START Provided records

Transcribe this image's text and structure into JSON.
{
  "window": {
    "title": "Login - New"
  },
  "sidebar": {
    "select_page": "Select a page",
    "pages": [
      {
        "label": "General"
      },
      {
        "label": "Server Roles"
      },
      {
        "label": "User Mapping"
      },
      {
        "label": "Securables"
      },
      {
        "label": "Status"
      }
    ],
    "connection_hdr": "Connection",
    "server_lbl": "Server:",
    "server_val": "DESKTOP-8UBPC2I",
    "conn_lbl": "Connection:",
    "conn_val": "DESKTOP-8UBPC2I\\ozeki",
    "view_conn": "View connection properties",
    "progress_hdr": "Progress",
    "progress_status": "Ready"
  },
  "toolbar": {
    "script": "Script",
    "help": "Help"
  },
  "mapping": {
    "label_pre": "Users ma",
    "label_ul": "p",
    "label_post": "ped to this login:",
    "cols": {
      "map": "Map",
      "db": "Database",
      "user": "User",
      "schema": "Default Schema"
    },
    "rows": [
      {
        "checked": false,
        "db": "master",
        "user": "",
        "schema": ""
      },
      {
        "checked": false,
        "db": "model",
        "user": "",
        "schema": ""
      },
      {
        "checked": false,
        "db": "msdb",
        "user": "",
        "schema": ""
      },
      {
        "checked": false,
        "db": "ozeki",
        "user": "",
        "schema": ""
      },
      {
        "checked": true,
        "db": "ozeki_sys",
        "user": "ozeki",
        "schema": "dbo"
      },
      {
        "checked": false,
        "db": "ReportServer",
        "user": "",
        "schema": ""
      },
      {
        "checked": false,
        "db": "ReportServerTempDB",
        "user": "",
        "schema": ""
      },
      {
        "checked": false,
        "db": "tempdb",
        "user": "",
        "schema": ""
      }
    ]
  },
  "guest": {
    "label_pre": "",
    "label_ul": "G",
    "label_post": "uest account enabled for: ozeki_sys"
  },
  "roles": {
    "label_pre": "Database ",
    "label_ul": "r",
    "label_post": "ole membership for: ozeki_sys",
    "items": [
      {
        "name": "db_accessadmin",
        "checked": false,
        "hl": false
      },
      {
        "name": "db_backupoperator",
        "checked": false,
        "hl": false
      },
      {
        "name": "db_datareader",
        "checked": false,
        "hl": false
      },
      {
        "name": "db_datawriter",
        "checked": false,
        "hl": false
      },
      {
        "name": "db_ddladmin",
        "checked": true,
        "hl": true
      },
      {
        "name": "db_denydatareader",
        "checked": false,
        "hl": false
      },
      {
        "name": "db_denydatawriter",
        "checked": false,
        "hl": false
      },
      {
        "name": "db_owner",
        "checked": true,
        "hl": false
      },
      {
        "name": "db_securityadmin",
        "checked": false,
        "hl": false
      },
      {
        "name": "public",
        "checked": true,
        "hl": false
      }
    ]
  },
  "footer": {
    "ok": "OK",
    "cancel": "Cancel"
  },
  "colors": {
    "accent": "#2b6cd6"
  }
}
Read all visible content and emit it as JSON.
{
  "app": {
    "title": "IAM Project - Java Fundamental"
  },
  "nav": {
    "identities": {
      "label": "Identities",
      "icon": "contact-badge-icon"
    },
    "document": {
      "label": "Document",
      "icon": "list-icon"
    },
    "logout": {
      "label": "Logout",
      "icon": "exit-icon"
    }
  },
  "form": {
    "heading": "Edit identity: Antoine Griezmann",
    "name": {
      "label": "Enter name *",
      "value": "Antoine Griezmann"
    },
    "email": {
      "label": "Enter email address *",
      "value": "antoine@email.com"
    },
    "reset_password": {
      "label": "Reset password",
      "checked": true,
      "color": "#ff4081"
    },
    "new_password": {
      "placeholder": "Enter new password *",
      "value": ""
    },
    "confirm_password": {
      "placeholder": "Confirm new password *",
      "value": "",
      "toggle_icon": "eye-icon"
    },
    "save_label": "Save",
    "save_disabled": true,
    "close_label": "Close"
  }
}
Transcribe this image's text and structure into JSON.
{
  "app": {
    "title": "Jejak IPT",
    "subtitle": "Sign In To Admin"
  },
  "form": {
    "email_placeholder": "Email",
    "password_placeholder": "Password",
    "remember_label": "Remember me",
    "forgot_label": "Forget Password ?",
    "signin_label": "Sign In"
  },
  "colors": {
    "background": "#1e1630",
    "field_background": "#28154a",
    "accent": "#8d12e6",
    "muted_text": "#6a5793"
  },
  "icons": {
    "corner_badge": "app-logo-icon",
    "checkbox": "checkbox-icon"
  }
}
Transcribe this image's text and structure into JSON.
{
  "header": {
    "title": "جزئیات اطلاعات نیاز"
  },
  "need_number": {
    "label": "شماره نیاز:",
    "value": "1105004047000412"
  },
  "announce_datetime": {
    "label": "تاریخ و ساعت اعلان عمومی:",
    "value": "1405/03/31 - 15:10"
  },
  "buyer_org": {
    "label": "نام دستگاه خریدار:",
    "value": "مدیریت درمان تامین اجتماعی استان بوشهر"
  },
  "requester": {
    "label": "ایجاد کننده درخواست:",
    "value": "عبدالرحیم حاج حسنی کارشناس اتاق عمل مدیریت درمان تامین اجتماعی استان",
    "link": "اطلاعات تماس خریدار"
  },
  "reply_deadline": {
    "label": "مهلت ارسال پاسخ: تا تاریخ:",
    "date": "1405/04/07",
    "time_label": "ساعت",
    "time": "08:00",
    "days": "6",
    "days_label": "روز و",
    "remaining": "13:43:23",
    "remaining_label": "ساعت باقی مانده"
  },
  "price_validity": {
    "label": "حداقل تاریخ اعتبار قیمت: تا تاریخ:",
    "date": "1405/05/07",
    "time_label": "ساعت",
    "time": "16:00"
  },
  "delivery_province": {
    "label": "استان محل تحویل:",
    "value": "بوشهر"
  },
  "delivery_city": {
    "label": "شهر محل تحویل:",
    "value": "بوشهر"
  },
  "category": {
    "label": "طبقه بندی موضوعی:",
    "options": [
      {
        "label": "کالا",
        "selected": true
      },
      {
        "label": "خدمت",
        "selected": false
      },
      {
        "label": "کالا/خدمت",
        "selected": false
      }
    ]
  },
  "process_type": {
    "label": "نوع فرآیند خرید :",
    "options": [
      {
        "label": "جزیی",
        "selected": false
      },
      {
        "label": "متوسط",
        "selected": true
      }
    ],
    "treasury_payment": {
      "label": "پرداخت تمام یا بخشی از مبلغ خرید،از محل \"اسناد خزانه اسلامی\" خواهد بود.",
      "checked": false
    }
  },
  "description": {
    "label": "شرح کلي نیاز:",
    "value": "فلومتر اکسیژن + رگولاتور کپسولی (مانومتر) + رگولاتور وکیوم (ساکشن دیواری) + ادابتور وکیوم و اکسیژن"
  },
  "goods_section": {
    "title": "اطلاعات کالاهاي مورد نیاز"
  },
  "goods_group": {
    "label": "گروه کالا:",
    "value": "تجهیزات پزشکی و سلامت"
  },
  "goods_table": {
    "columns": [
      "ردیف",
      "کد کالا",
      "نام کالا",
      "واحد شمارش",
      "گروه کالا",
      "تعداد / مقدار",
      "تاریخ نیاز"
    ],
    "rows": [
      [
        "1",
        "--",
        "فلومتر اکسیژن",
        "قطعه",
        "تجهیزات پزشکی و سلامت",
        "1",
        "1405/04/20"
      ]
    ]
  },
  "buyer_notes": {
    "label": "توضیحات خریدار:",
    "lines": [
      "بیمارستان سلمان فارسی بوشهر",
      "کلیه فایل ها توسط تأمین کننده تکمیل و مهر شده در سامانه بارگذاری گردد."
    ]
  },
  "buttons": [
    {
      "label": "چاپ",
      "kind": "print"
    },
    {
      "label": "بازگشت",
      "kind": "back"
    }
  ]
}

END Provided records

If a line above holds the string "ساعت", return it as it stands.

## Result of this task
    "label": "تاریخ و ساعت اعلان عمومی:",
    "time_label": "ساعت",
    "remaining_label": "ساعت باقی مانده"
    "time_label": "ساعت",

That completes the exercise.